“Fibrosis means scarring, and idiopathic pulmonary fibrosis is a disease of unknown origin that results in scar tissue building up in the lungs,” said Victor Thannickal, M.D., director of the Division of Pulmonary Medicine and the principal investigator for the grant. “IPF affects more than 100,000 people in the United States and five million worldwide. This disease is relentless. The median survival rate is less than three years, and only 20 percent of patients survive five years beyond diagnosis.”
Thannickal says the incidence in the United States appears to be rising, due in part to the aging population. He says the cause of IPF is uncertain, although genetics and environmental exposures such as cigarette smoke, along with age, are known risk factors.
The new NIH grant will support ongoing UAB work targeting myofibroblasts, cells responsible for wound healing in the body. In healthy tissues, myofibroblasts assist with wound repair, and then die in a programmed process known as apoptosis. Fibrosis involving the lungs or other organs occurs when myofibroblasts fail to undergo apoptosis, resulting in a persistent repair process. This causes scarring and stiffening of the surrounding tissue, promoting the creation of even more scar tissue — a vicious cycle of nonresolving repair.
The grant will fund three major projects at UAB, which share the unified goal of developing therapeutic agents to target the activated myofibroblast in the treatment of IPF. Anti-fibrotic therapies, if proved effective, may also be tested in other clinical disorders outside the lung characterized by the presence of persistent myofibroblasts.
|The grant will fund three major projects at UAB, which share the unified goal of developing therapeutic agents to target the activated myofibroblast in the treatment of IPF. Anti-fibrotic therapies, if proved effective, may also be tested in other clinical disorders outside the lung characterized by the presence of persistent myofibroblasts.|
A second project, led by Gang Liu, M.D., associate professor of medicine, will focus on microRNAs that are down-regulated, or shut off, during IPF. Liu’s laboratory will look for ways to boost the presence and production of these anti-fibrotic microRNAs.

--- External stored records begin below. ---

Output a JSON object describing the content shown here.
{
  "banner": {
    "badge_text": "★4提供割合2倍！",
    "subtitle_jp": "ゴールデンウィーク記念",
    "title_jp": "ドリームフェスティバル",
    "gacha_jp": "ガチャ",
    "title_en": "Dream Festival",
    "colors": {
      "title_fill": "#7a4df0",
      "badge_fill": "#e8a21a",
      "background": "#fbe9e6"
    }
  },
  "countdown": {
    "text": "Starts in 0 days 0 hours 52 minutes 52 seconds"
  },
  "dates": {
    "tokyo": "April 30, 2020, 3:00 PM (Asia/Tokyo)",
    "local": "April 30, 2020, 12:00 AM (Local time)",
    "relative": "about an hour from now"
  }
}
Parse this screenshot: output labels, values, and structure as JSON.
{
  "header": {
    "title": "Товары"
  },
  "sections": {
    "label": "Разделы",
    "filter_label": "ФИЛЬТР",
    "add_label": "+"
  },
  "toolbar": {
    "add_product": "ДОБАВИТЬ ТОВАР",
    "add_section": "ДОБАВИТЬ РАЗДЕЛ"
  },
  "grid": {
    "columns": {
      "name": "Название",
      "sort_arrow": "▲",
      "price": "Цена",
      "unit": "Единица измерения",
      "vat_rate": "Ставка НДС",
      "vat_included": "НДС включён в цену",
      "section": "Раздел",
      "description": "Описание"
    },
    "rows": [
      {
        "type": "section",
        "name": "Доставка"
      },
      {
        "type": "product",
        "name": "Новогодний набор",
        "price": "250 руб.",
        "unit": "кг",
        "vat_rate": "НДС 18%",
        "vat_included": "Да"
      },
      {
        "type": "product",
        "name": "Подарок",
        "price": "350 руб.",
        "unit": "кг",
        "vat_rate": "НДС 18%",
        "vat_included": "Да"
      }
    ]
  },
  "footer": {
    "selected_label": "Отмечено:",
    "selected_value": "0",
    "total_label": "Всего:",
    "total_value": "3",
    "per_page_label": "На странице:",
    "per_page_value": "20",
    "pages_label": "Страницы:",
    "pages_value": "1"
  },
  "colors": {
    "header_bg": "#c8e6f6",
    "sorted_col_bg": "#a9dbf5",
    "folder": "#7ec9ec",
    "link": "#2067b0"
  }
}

Thannickal leads the third project, aimed at an oxidant-generating enzyme, NOX4, which has been identified as a key enzyme in the development of fibrosis in the lungs and other organs. This project will test the efficacy of inhibiting the activity of this enzyme with small molecule inhibitors or delivery of small interfering RNA to down-regulate its expression.
Thannickal envisions the effort will ultimately stretch over 10 years. The first five years will involve drug discovery and preclinical studies of potential therapeutic agents in the laboratory, along with preliminary safety studies of any new agents. A second effort, also likely to follow a five-year time frame, would then translate new findings into human use with advanced clinical trials.
The grant will fund three central cores to facilitate the ongoing research, consisting of the administrative and biostatistics core, the animal and therapeutics core, and the clinical core. UAB also has many components in place to support and enhance the overall project, including the UAB Lung Health Center, the Interstitial Lung Disease Program, the Pulmonary Biospecimen Repository and the Pulmonary Drug Discovery Program. UAB also has one of the largest clinical practices for IPF in the nation.
“Fibrosis is an unmet clinical need,” said Thannickal. “Fibrotic disease affects nearly all organ systems, including the kidney, liver, heart and vascular system. The accumulation of fibrotic tissue in vital organs can lead to end-stage organ failure and ultimately death. An estimated 45 percent of deaths in the United States annually are attributed to fibrotic disease. Successful development of any anti-fibrotic therapeutic will likely have a broad and meaningful impact on millions of health care consumers.”